    I really like the opposed melee attack/damage rule from Frostgrave, but it's too "swingy" for my tastes. Plus I like rolling damage. So I roll d20/d12/2d6 and add my attack value, then subtract the opponents defense value (which is their attack value + shield). For d20, the target is 10. At 15 and 20 there are bonuses to damage. (Armor reduces damage, but never below one). For a result of 5 or less, your opponent hits you for half damage, or full damage below a zero.

    And I like the separate sweat & blood tracks, like from Dungeons & Delvers. (Sweat damage is eliminated by a short rest, which gets progressively longer during the day.) But I have penalties to everything as you take blood damage, plus the save or pass out roll. Oh, and your blood score is equal to your STR, so it doesn't change much as you level up. Sweat is based on CON, with bonuses for class and level as you gain experience and work out.

    I like The Hero's Journey for versatile spells in a simple apprentice/journeyman/master tier system, but I would use spell points and rolls to cast based on spell tier (12/15/18 as targets). Spend more points to have a bonus to your roll. Not enough mana points? Use sweat. Not enough sweat? Use blood. Failed anyways? Roll on the Magical Mishap Mayhem table, with disadvantage if you missed the target by ten or more. Oh, and random chaos spells from Knave. And no clerics, only wizards (who have access to healing spells). Slow magic (rituals) don't generally fail (don't roll a one!), but take hours and silver. They're good for making single-use magic items (scrolls, potions & magic arrows).

    Oh, and I love the "starting out in debt" trope from Bastionland and Tombpunk. What is your failed career? Who do you owe? And the chance to build you own business like in Death is the New Pink and Mausritter (as modified by our esteemed host, of course).

    And all this started out as a mod to D100 Dungeon.

    1. Oh, yeah. Armor either reduces damage by a fixed amount (but never below one), or has an opposed roll versus your weapon damage.

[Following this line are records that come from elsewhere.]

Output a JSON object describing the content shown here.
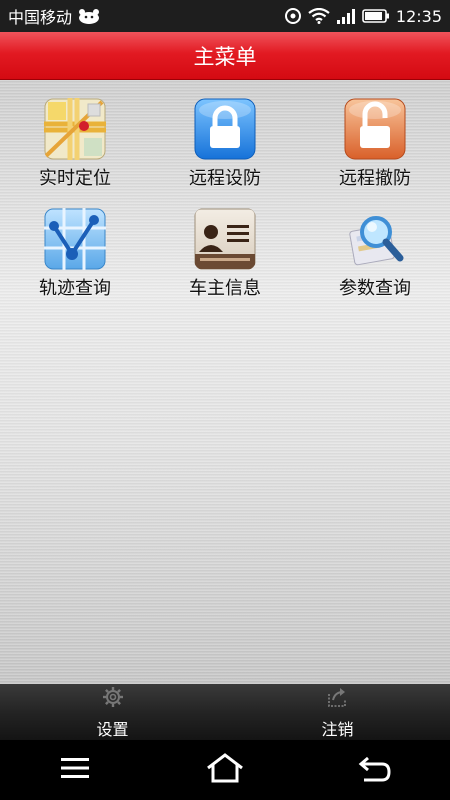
{
  "status_bar": {
    "carrier": "中国移动",
    "time": "12:35"
  },
  "header": {
    "title": "主菜单"
  },
  "menu": {
    "items": [
      {
        "label": "实时定位",
        "icon": "map-location-icon"
      },
      {
        "label": "远程设防",
        "icon": "lock-closed-icon"
      },
      {
        "label": "远程撤防",
        "icon": "lock-open-icon"
      },
      {
        "label": "轨迹查询",
        "icon": "track-route-icon"
      },
      {
        "label": "车主信息",
        "icon": "owner-card-icon"
      },
      {
        "label": "参数查询",
        "icon": "magnifier-icon"
      }
    ]
  },
  "bottom_bar": {
    "settings_label": "设置",
    "logout_label": "注销"
  },
  "colors": {
    "header_red": "#e21a22",
    "blue_lock": "#2f8fe8",
    "orange_lock": "#e87a3a"
  }
}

Leather = d4, chain shirt = d6, mail = d8, brigandine = d10, plate = d12.

      Shields make you harder to hit, and have different scores versus melee/missile attacks. Small 3/2, large 4/6. Nobody sane carries a tower shield (6/8) into a dungeon, because it gives you disadvantage on absolutely everything except avoiding being hit. It also is encumbering, which reduces your available Sweat. (Goblins use them, of course, but put them on wheels as a sort of mobile wall. But then, they're defending their homes from marauding bands of adventurers. And they favor javelin volleys from behind cover.)

    2. I know exactly what you mean. I have so many ideas... So hard to know which things I want to put in. I have been paralyzed by this on the past.

      I find that what has helped me, and I will go into this a bit in articles, is focusing on player experience first.

      For this one I wanted a clear "Deathtrap" feel: a setting where mazes full of traps felt safe, where PCs can be maimed on on an Unlucky hit, and combat is tense.

      And I wanted tight pacing, fast rules, and an organic system for character growth based on rewarding survival and cunning.

      Finally, I wanted to make a game that still drew enough on D&D that the stat blocks and monsters from a screw job like Tamochan or any given LotFP Adventure could be played as is with less than 15 minutes of note taking.

    3. That, thankfully suggested a lot of rules that could get me the results I wanted.

      Want tension? Use traditional time tracking honed for speed of play.

      Want a hostile environment, use random encounters when players faff around.

      Want Theater of the Mind play that requires little visualization? Zones are ideal.

      Want combat feel horrible, use horrible wound tables.

      The more specific about the game I wanted to play was, the easier it got to make.

      Now, on some levels I did this bass-ackwards because it started with an engine, but the whole point of the engine was fast, simple, Tense play anyway. So I had a good starting point.